Please retype the entries that follow exactly as they are, leaving the images behind.

*** Opening of PROVIDED RECORDS ***

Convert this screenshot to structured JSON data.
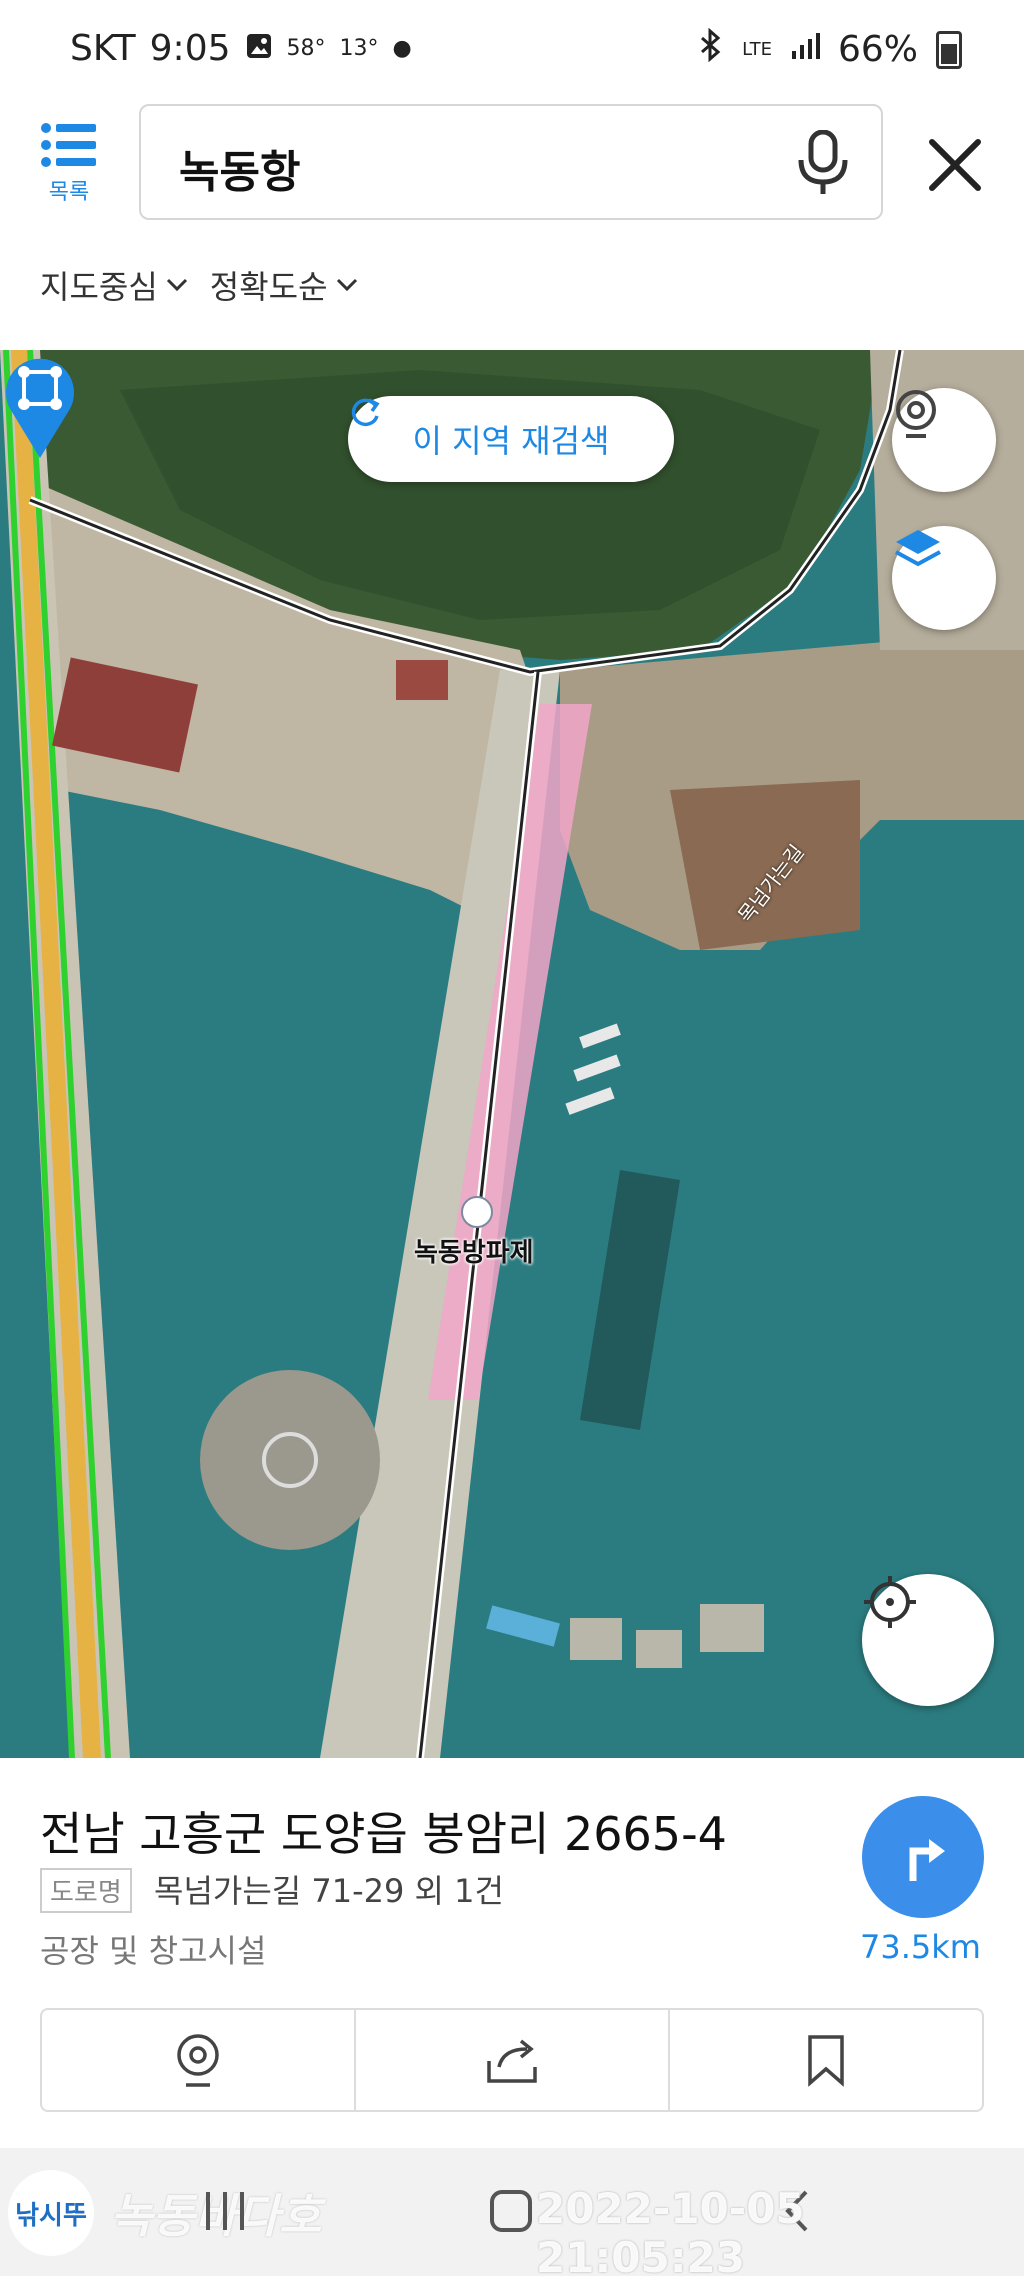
{
  "status": {
    "carrier": "SKT",
    "time": "9:05",
    "temp1": "58°",
    "temp2": "13°",
    "network": "LTE",
    "battery": "66%"
  },
  "search": {
    "list_label": "목록",
    "query": "녹동항"
  },
  "filters": [
    {
      "label": "지도중심"
    },
    {
      "label": "정확도순"
    }
  ],
  "map": {
    "research_label": "이 지역 재검색",
    "poi_label": "녹동방파제",
    "road_label": "목넘가는길"
  },
  "place": {
    "address": "전남 고흥군 도양읍 봉암리 2665-4",
    "road_tag": "도로명",
    "road_address": "목넘가는길 71-29 외 1건",
    "category": "공장 및 창고시설",
    "distance": "73.5km"
  },
  "watermark": {
    "logo": "낚시뚜",
    "text": "녹동바다호",
    "date": "2022-10-05 21:05:23"
  },
  "colors": {
    "accent": "#1e88e5",
    "sea": "#2d7f80",
    "highlight": "#f2a6c8"
  }
}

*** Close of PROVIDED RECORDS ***

**ANSWER BELOW**
Convert this screenshot to structured JSON data.
{
  "status": {
    "carrier": "SKT",
    "time": "9:05",
    "temp1": "58°",
    "temp2": "13°",
    "network": "LTE",
    "battery": "66%"
  },
  "search": {
    "list_label": "목록",
    "query": "녹동항"
  },
  "filters": [
    {
      "label": "지도중심"
    },
    {
      "label": "정확도순"
    }
  ],
  "map": {
    "research_label": "이 지역 재검색",
    "poi_label": "녹동방파제",
    "road_label": "목넘가는길"
  },
  "place": {
    "address": "전남 고흥군 도양읍 봉암리 2665-4",
    "road_tag": "도로명",
    "road_address": "목넘가는길 71-29 외 1건",
    "category": "공장 및 창고시설",
    "distance": "73.5km"
  },
  "watermark": {
    "logo": "낚시뚜",
    "text": "녹동바다호",
    "date": "2022-10-05 21:05:23"
  },
  "colors": {
    "accent": "#1e88e5",
    "sea": "#2d7f80",
    "highlight": "#f2a6c8"
  }
}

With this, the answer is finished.